Title: 'Using Good Health TV to Reduce LTF in Tribal Populations'
Track: 1 - EHDI Program Enhancement
Keyword(s): loss to follow-up, Good Health TV, PDSA
Learning Objectives:
  1. Identify several methods of using media to reduce LTF within tribal populations.


While hearing loss is one of the most common birth defects and one of the easiest to detect, in ND a higher percentage of American Indian children are lost to follow-up. It is critical that parents are convinced that finding out will be better than not knowing. All too often distance and other impeding factors distract parents from pursuing definitive results. ND EHDI recruited a tribal mother, who did all the right things at the right time for her son who now wears two cochlear implants, to share her story. The Turtle Mountain Tribe in northern ND continues to birth infants and have a high rate of referrals on birth screens. To combat loss to follow-up with this segment of the population the North Dakota EHDI program collaborated with KAT Communications, Inc. to produce a short video that is airing on Good Health TV in one tribal community in ND. Good Health TV was developed to reach tribal members on a variety of health related concerns. It plays in all ND tribal community health facilities. ND EHDI planned a PDSA around this presentation and monitored the rate of parents who brought their child back for a follow-up screen. ND EHDI follow-up coordinator, Rhonda Weathers, tracked the screening rates before and after airing of the video to measure the success of the message. In addition to the Good Health TV message posters were placed in strategic areas. This presentation will give participants a look at the video, hear the message first hand from the parent, and review the data.
Presentation: Poster_NeilScharpe_1639.pdf

Handouts: Handout is not Available
CART: CART Transcription is not Available
Neil Scharpe - Primary Presenter,POC
North Dakota Center for Persons with Disabilities
     Credentials: MS SpEd
     Other Affiliations: Minot State University, Minot, ND
      Neil Scharpe, MS SpEd received his undergraduate degree in Elementary Ed and Special Education from Minot State University, Minot, ND in 1978 and his MS in Special Education with a concentration in severe disabilities in 1982 also from MSU. Mr. Scharpe was employed for 24 years as an administrator of a community rehabilitation program serving people with developmental disabilities.
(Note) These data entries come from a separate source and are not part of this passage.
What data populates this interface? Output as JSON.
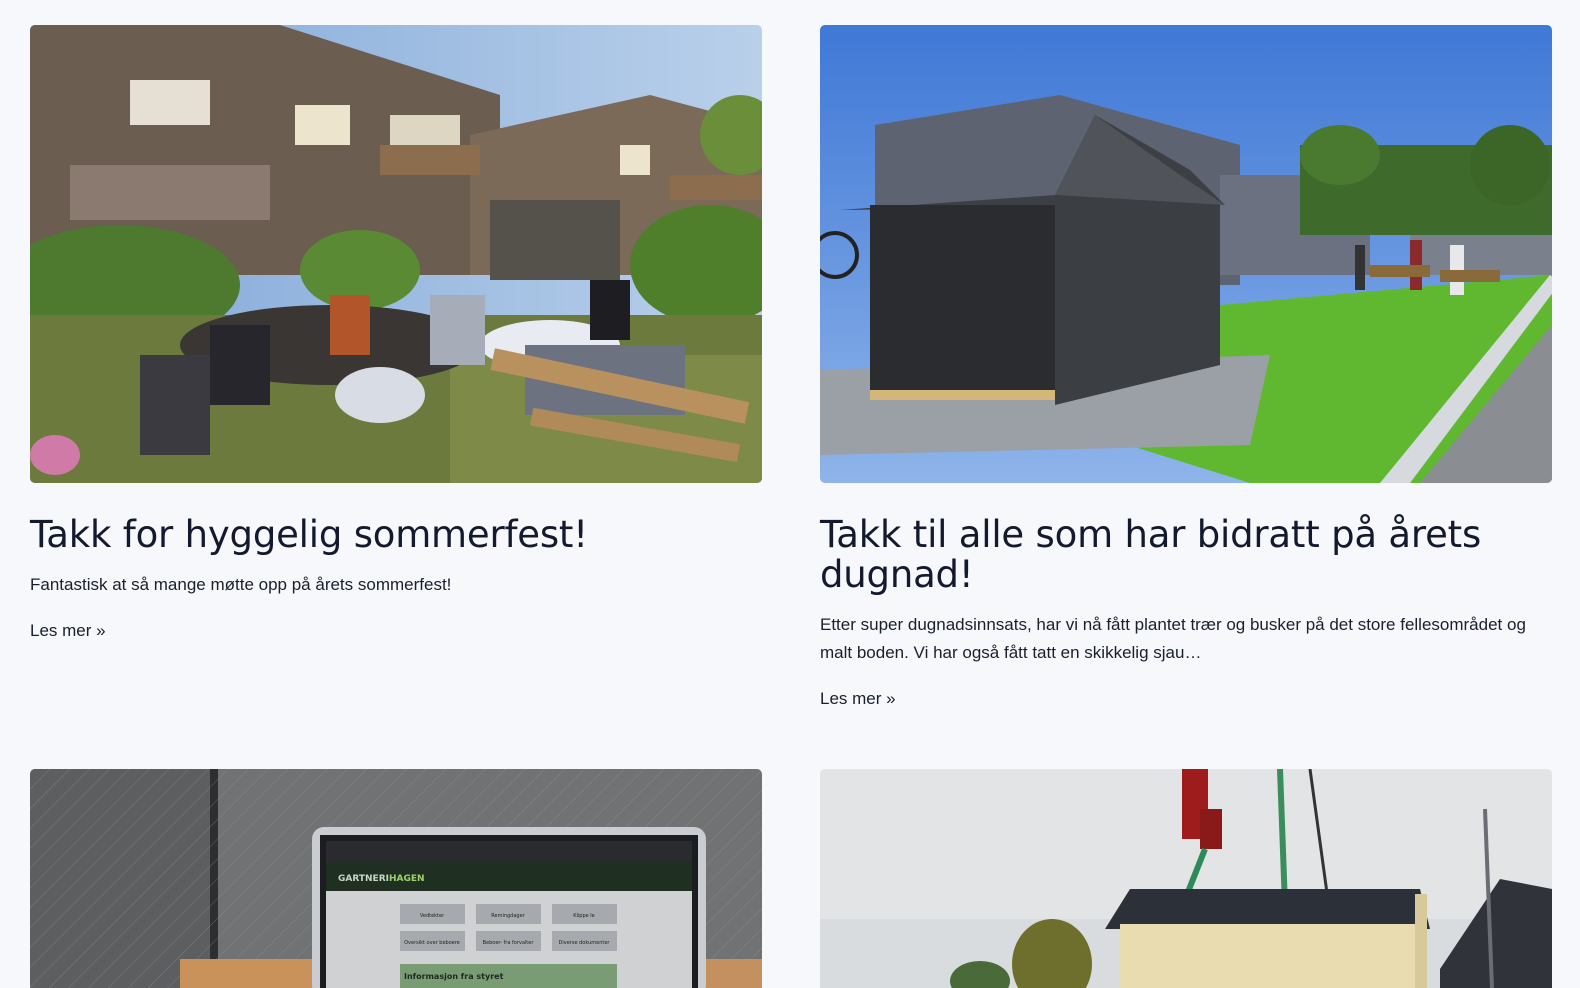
{
  "posts": [
    {
      "title": "Takk for hyggelig sommerfest!",
      "excerpt": "Fantastisk at så mange møtte opp på årets sommerfest!",
      "more": "Les mer »"
    },
    {
      "title": "Takk til alle som har bidratt på årets dugnad!",
      "excerpt": "Etter super dugnadsinnsats, har vi nå fått plantet trær og busker på det store fellesområdet og malt boden. Vi har også fått tatt en skikkelig sjau…",
      "more": "Les mer »"
    }
  ],
  "laptop_screen": {
    "logo_part1": "GARTNERI",
    "logo_part2": "HAGEN",
    "buttons": [
      "Vedtekter",
      "Remingdager",
      "Klippe le",
      "Oversikt over beboere",
      "Beboer- fra forvalter",
      "Diverse dokumenter"
    ],
    "banner": "Informasjon fra styret"
  },
  "colors": {
    "background": "#f7f8fc",
    "text": "#141a2e",
    "grass": "#5fb830",
    "sky": "#4f86d9"
  }
}
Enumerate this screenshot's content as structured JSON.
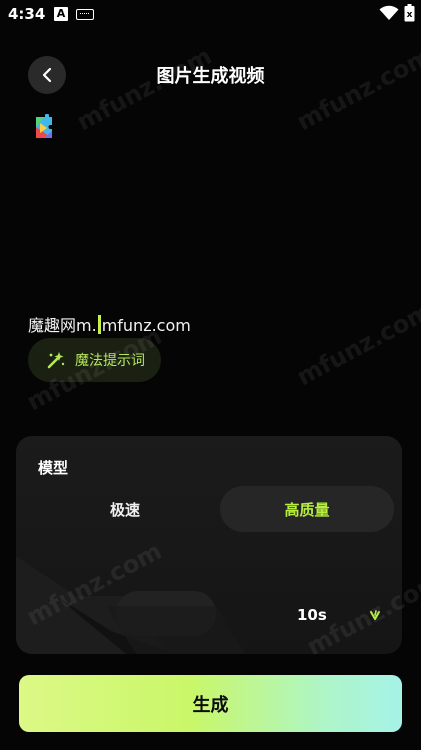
{
  "status_bar": {
    "time": "4:34",
    "notification_letter": "A",
    "icons": [
      "a-notification-icon",
      "keyboard-icon",
      "wifi-icon",
      "battery-icon"
    ]
  },
  "header": {
    "title": "图片生成视频",
    "back_icon": "chevron-left-icon"
  },
  "image_preview": {
    "icon": "play-store-icon"
  },
  "prompt": {
    "text_before_cursor": "魔趣网m.",
    "text_after_cursor": "mfunz.com"
  },
  "magic_prompt": {
    "label": "魔法提示词",
    "icon": "magic-wand-icon"
  },
  "model": {
    "heading": "模型",
    "options": [
      {
        "label": "极速",
        "selected": false
      },
      {
        "label": "高质量",
        "selected": true
      }
    ]
  },
  "duration": {
    "value": "10s",
    "icon": "chevron-down-icon"
  },
  "generate": {
    "label": "生成"
  },
  "watermark": {
    "text": "mfunz.com"
  },
  "colors": {
    "background": "#050505",
    "accent_green": "#b6ef3f",
    "panel": "#1b1b1b",
    "button_gradient_start": "#dcf886",
    "button_gradient_end": "#a5f3e8"
  }
}
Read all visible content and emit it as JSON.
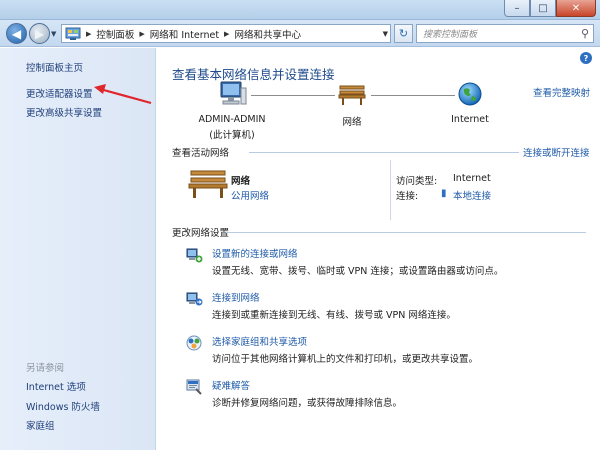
{
  "window": {
    "buttons": {
      "minimize": "–",
      "maximize": "□",
      "close": "✕"
    }
  },
  "address": {
    "breadcrumbs": [
      "控制面板",
      "网络和 Internet",
      "网络和共享中心"
    ],
    "search_placeholder": "搜索控制面板"
  },
  "sidebar": {
    "home": "控制面板主页",
    "items": [
      "更改适配器设置",
      "更改高级共享设置"
    ],
    "see_also_label": "另请参阅",
    "see_also": [
      "Internet 选项",
      "Windows 防火墙",
      "家庭组"
    ]
  },
  "main": {
    "heading": "查看基本网络信息并设置连接",
    "view_full_map": "查看完整映射",
    "map": {
      "computer": "ADMIN-ADMIN",
      "computer_sub": "(此计算机)",
      "network": "网络",
      "internet": "Internet"
    },
    "active": {
      "title": "查看活动网络",
      "connect_link": "连接或断开连接",
      "network_name": "网络",
      "network_type": "公用网络",
      "access_type_label": "访问类型:",
      "access_type_value": "Internet",
      "connection_label": "连接:",
      "connection_value": "本地连接"
    },
    "settings": {
      "title": "更改网络设置",
      "tasks": [
        {
          "title": "设置新的连接或网络",
          "desc": "设置无线、宽带、拨号、临时或 VPN 连接；或设置路由器或访问点。"
        },
        {
          "title": "连接到网络",
          "desc": "连接到或重新连接到无线、有线、拨号或 VPN 网络连接。"
        },
        {
          "title": "选择家庭组和共享选项",
          "desc": "访问位于其他网络计算机上的文件和打印机，或更改共享设置。"
        },
        {
          "title": "疑难解答",
          "desc": "诊断并修复网络问题，或获得故障排除信息。"
        }
      ]
    }
  },
  "colors": {
    "link": "#1e5aa8",
    "heading": "#1e4a8c",
    "annotation_arrow": "#e0262d"
  }
}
For the past six years Mr. Scharpe has been employed by the North Dakota Center for Persons with Disabilities a university center of excellence located at Minot State University. He is the project director of the HRSA funded ND EHDI program and also is project director of the statewide Navigator project to assist consumers in accessing the Affordable Care Act.

Financial - No relevant financial relationship exist.

Nonfinancial - No relevant nonfinancial relationship exist.
Rhonda Weathers - Co-Presenter
     Credentials: MS ED
      Ms. Rhonda Weathers, M. ED, a Research Associate at North Dakota Center for Persons with Disabilities, has 18 years of public school experience as case manager of students with special health care needs and intellectual disabilities. Ms. Weathers’ current role at NDCPD is an Early Hearing Detection and Intervention (EHDI) Program follow-up coordinator, a Team Assessment Coordinator for the Supporting Autism in North Dakota (SAND) project to assist in conducting trainings to the medical professionals, organizing training materials, and disseminating information across the state. She also serves as a Project Director to facilitate the online course, The Fundamentals of Medical Home for Children and Youth with Special Health Care Needs at Minot State University for the Medical Home Education in North Dakota (MHEND) Project.

Financial -

Nonfinancial -